### Data about app and page elements
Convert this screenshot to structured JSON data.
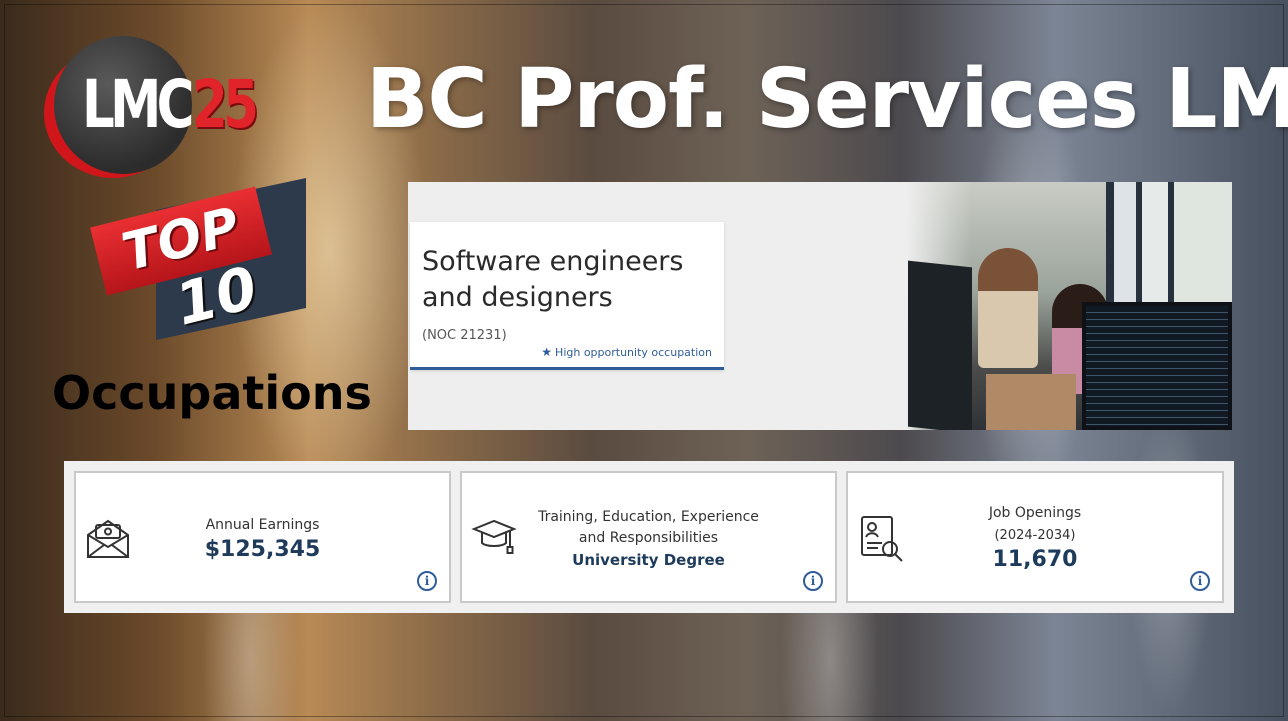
{
  "logo": {
    "lmc": "LMC",
    "number": "25"
  },
  "title": "BC Prof. Services LMI",
  "badge": {
    "top": "TOP",
    "number": "10"
  },
  "subtitle": "Occupations",
  "occupation": {
    "title": "Software engineers and designers",
    "noc": "(NOC 21231)",
    "tag": "High opportunity occupation",
    "tag_icon": "star-icon"
  },
  "stats": {
    "earnings": {
      "label": "Annual Earnings",
      "value": "$125,345",
      "icon": "money-envelope-icon"
    },
    "training": {
      "label": "Training, Education, Experience and Responsibilities",
      "value": "University Degree",
      "icon": "graduation-cap-icon"
    },
    "jobs": {
      "label": "Job Openings",
      "period": "(2024-2034)",
      "value": "11,670",
      "icon": "job-search-document-icon"
    },
    "info_glyph": "i"
  },
  "colors": {
    "accent_blue": "#2f5d9a",
    "value_navy": "#1f3b5c",
    "brand_red": "#e0242a"
  }
}
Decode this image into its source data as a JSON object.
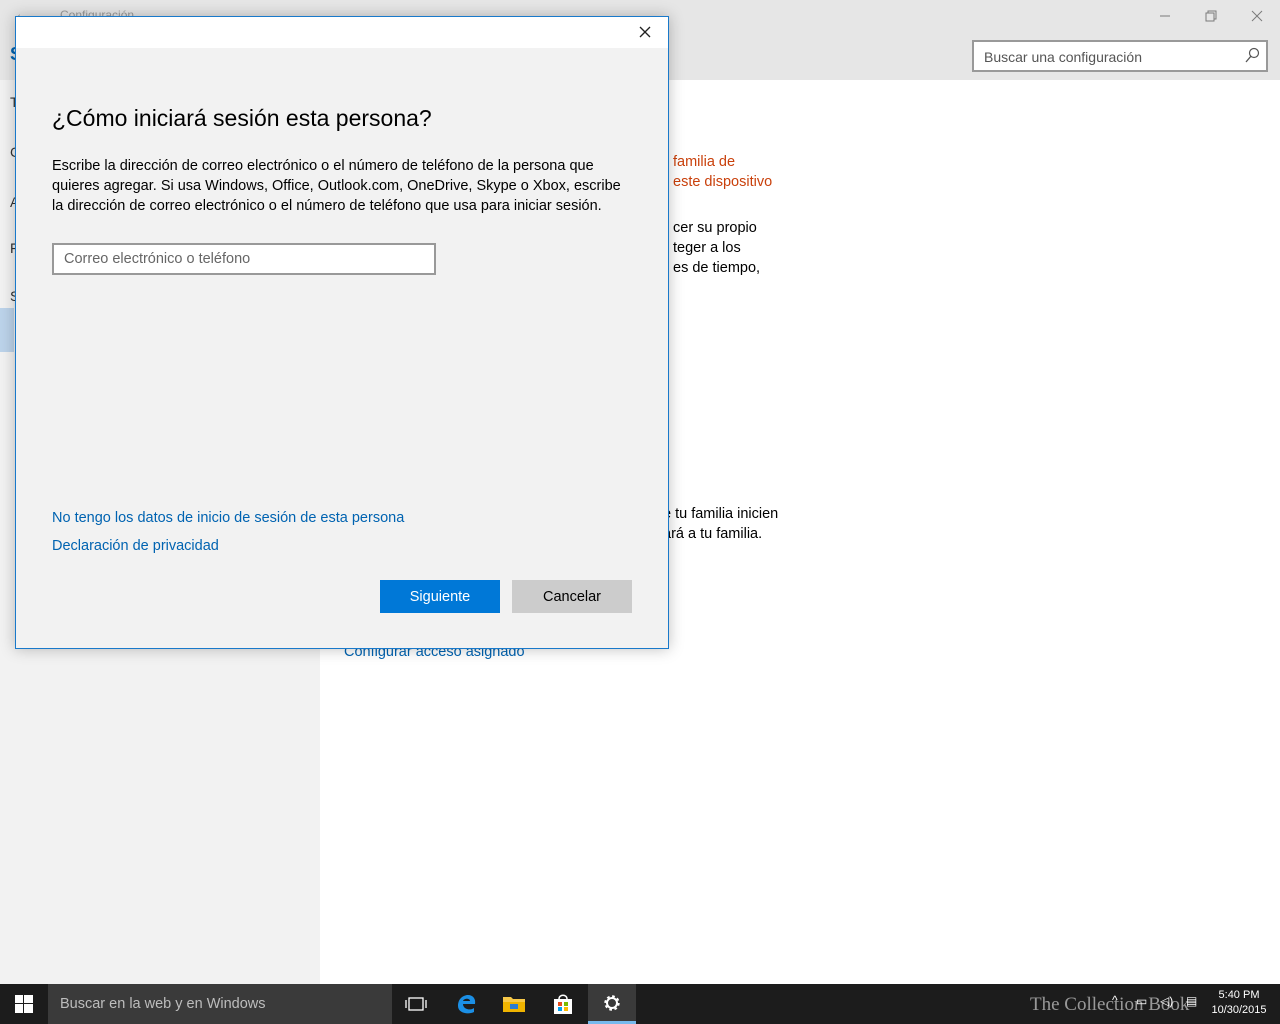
{
  "window": {
    "title": "Configuración",
    "search_placeholder": "Buscar una configuración"
  },
  "sidebar": {
    "app_letter": "S",
    "items": [
      "T",
      "C",
      "A",
      "F",
      "S"
    ]
  },
  "content": {
    "orange_line1": "familia de",
    "orange_line2": "este dispositivo",
    "para1_line1": "cer su propio",
    "para1_line2": "teger a los",
    "para1_line3": "es de tiempo,",
    "para2_line1": "e tu familia inicien",
    "para2_line2": "ará a tu familia.",
    "assigned_access_link": "Configurar acceso asignado"
  },
  "dialog": {
    "title": "¿Cómo iniciará sesión esta persona?",
    "description": "Escribe la dirección de correo electrónico o el número de teléfono de la persona que quieres agregar. Si usa Windows, Office, Outlook.com, OneDrive, Skype o Xbox, escribe la dirección de correo electrónico o el número de teléfono que usa para iniciar sesión.",
    "input_placeholder": "Correo electrónico o teléfono",
    "no_data_link": "No tengo los datos de inicio de sesión de esta persona",
    "privacy_link": "Declaración de privacidad",
    "next_button": "Siguiente",
    "cancel_button": "Cancelar"
  },
  "taskbar": {
    "search_placeholder": "Buscar en la web y en Windows",
    "time": "5:40 PM",
    "date": "10/30/2015",
    "watermark": "The Collection Book"
  },
  "colors": {
    "accent": "#0078d7",
    "link": "#0063b1",
    "orange": "#c9400b",
    "taskbar": "#1c1c1c"
  }
}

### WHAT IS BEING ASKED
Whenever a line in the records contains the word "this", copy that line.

### RESPONSE AREA
Convert this screenshot to structured JSON data.
Decode this image into its source data as a JSON object.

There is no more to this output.